Re-Usekah brings back ancient tradition through sustainability
The Daily News
They created a Sukkah, a historical Jewish shelter, and won second place in the Sukkahville International Architectural Design Competition in Toronto, where competition came from across the globe.
This was the first time Ball State has participated in Sukkahville, which takes place during the Jewish week-long holiday Sukkot.
“Sukkahs are very much still used, they’re still a real part of the Jewish community,” said Julie Musial, a CAP graduate student. “Every year they gather in Sukkahs. It’s all still very relevant, which is a cool part of the project. It was very humbling to be a touchstone back to what’s happening in the modern Jewish faith today. That was eye-opening to see.”
Each year, the Jewish community celebrates with Sukkot, a seven-day Jewish festival commemorating their ancestors’ nomadic period after leaving Egypt, when the Israelites dwelled 40 years in the wilderness. The temporary shelters they lived in were called Sukkahs.
During Sukkot, families live in Sukkahs, eating meals or actually sleeping in the structure.
Kehilla Residential Programme of Toronto created Sukkahville in 2011 to help support the Jewish community in the Toronto area by meeting their affordable housing needs.
Mahesh Daas, chairperson of the CAP Department, said the competition gained national recognition for Ball State’s architecture college. Daas said while the group recreated an ancient structure, the project is applicable in today’s world with creating shelters from repurposed materials.
“This is how people in large parts of the world live,” Daas said. “Millions of people are living in these conditions, so how can we help this cause? Sukkahville is a great example of how architecture brings together design, community and sustainability.”
Musial said the international aspect of the competition was impressive. The winners are from Greece, while people from South America, France, Russia and other countries were a part of the project.

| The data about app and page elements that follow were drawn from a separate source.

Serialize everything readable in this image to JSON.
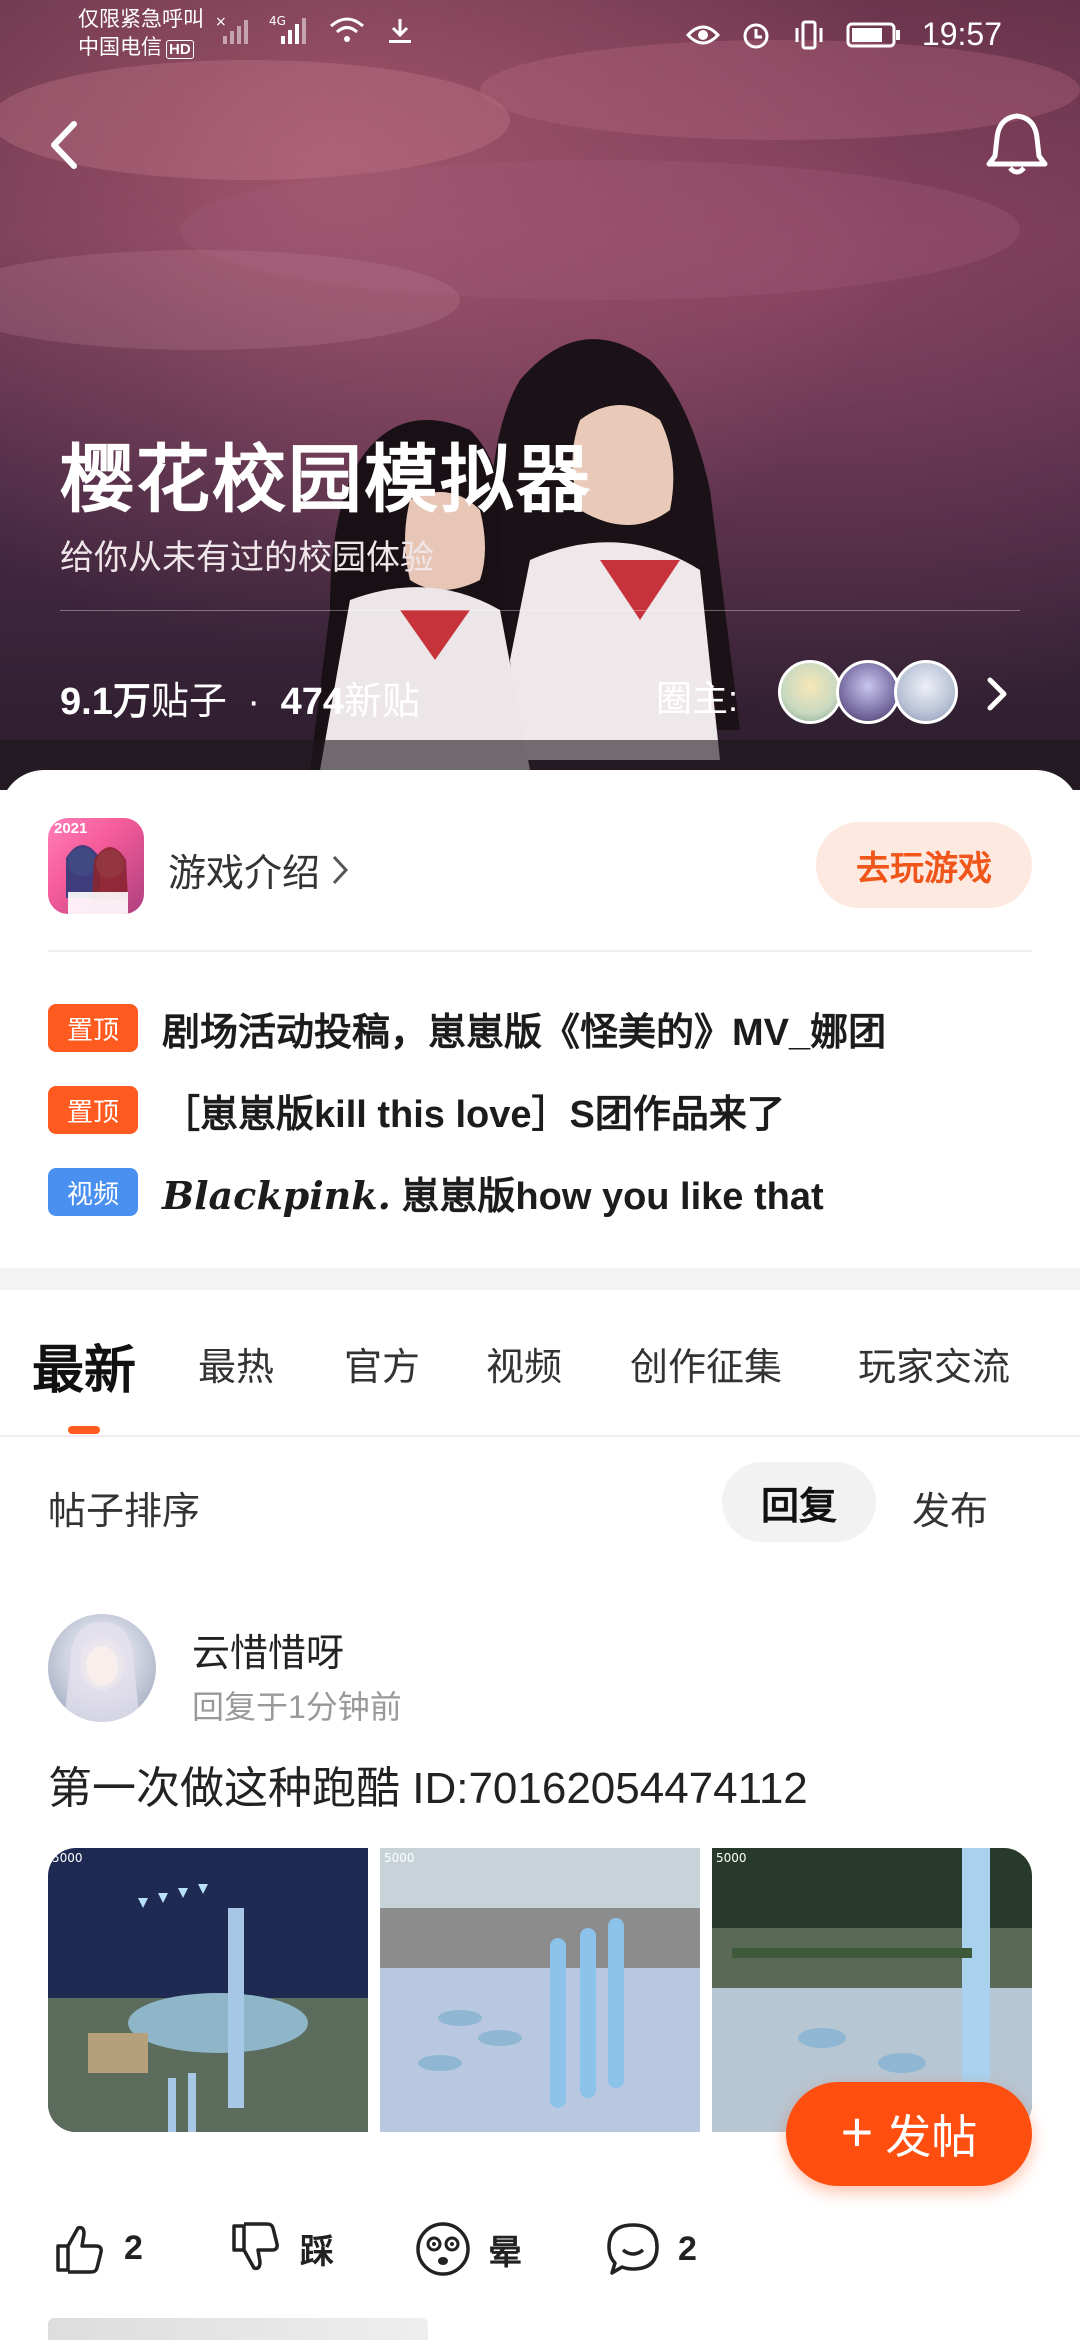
{
  "status_bar": {
    "line1": "仅限紧急呼叫",
    "carrier": "中国电信",
    "hd": "HD",
    "network": "4G",
    "time": "19:57"
  },
  "header": {
    "title": "樱花校园模拟器",
    "subtitle": "给你从未有过的校园体验",
    "posts_count": "9.1万",
    "posts_label": "贴子",
    "separator": "·",
    "new_count": "474",
    "new_label": "新贴",
    "owners_label": "圈主:"
  },
  "game": {
    "icon_year": "2021",
    "intro_label": "游戏介绍",
    "play_label": "去玩游戏"
  },
  "pinned": [
    {
      "tag": "置顶",
      "tag_type": "top",
      "text": "剧场活动投稿，崽崽版《怪美的》MV_娜团"
    },
    {
      "tag": "置顶",
      "tag_type": "top",
      "text": "［崽崽版kill this love］S团作品来了"
    },
    {
      "tag": "视频",
      "tag_type": "video",
      "script": "Blackpink.",
      "text": " 崽崽版how you like that"
    }
  ],
  "tabs": [
    "最新",
    "最热",
    "官方",
    "视频",
    "创作征集",
    "玩家交流"
  ],
  "sort": {
    "label": "帖子排序",
    "reply": "回复",
    "publish": "发布"
  },
  "post": {
    "author": "云惜惜呀",
    "time": "回复于1分钟前",
    "text": "第一次做这种跑酷 ID:70162054474112",
    "thumb_badge": "5000",
    "likes": "2",
    "dislike_label": "踩",
    "dizzy_label": "晕",
    "comments": "2"
  },
  "fab_label": "发帖",
  "colors": {
    "accent": "#ff5a1f",
    "video_tag": "#4a90f0",
    "play_bg": "#fde9e0"
  }
}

Over the summer, Andrea Swartz, associate professor of architecture, submitted a design for the contest. Out of the 80 submissions, hers was one of the six finalists selected.
Swartz then gathered three architecture students and a faculty colleague and began the creation of their Sukkah in her backyard. The project had been in motion since June; as plans were made, resources were found and the Sukkah was constructed. They named the project “Re-Usekah,” because the project was made of repurposed items. Recycled pallets, or stacking shelves, and daylily stalks were interwoven to create the Sukkah.

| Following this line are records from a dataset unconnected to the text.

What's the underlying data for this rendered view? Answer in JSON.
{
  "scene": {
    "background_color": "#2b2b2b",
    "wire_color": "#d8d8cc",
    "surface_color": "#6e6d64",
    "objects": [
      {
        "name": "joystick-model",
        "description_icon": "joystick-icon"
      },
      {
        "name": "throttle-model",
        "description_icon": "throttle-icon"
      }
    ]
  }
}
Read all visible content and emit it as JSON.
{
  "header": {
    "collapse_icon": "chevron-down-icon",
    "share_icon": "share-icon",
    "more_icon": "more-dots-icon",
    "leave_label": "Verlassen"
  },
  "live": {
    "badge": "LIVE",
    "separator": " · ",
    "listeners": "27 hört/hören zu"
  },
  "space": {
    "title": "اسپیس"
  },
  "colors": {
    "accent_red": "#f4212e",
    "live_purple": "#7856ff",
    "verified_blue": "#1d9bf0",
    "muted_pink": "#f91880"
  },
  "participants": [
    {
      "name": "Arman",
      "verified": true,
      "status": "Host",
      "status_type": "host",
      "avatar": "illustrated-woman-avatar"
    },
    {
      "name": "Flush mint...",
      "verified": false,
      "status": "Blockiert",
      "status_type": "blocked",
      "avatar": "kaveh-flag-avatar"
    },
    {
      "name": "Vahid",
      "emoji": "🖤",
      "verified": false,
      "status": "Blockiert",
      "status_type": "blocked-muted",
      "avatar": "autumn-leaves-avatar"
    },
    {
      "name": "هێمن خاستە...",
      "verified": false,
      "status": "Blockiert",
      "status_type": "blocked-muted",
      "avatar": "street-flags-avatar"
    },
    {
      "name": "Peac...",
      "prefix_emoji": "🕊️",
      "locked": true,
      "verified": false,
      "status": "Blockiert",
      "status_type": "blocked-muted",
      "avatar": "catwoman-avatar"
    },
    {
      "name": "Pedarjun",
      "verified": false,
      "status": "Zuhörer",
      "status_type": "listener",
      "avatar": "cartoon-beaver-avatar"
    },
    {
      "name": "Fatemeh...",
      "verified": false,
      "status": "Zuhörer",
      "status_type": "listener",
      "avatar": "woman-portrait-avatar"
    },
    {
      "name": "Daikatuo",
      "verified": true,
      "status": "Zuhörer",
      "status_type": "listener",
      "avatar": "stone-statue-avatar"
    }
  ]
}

“One of my favorite aspects of the design was re-use,” said Shannon Buchanan, a senior architecture major. “Re-use is important to conserve resources and by implementing re-use we have taught the community that you can make something beautiful out of old, worn objects — in our case, it was old pallets, and reclaimed wood.”
The group participated in the festival breaking of bread, as around 60 people gathered in a Sukkah.
“We got to be a part of that — it was amazing,” Musial said. “We were so humbled to be a part of the historical and religious aspect of this. It’s empowering to students. We are going out into the real world and doing something with impact; that’s an important message for me.”
Once they arrived to Toronto, they had two and a half days to build the Sukkah on a city plaza. They found themselves surrounded by families, music and dancing, as the festival took over part of the city.
“It was fantastic to see people wandering in and out, sitting in, photographing, something we built,” Swartz said.
Swartz said it was an honor to be in second place, and it gave the group the opportunity to talk about Ball State with people from around the world.
Musial said it was the most profound thing she has done in her education.
The group had to build around several aspects that were historical, religious, environmental and architectural. Musial said during the festival, people stopped at their Sukkah and recalled old memories, of being in their great grandmother’s Sukkah.
“It reaffirmed what I want to do,” Musial said. “Getting to meet a new culture through architecture and through the festival, getting infused in this community — they’re such kind, warm people, they treated everyone like family. I can’t take a picture of it, it’s hard to write about it, or explain. It was life changing.”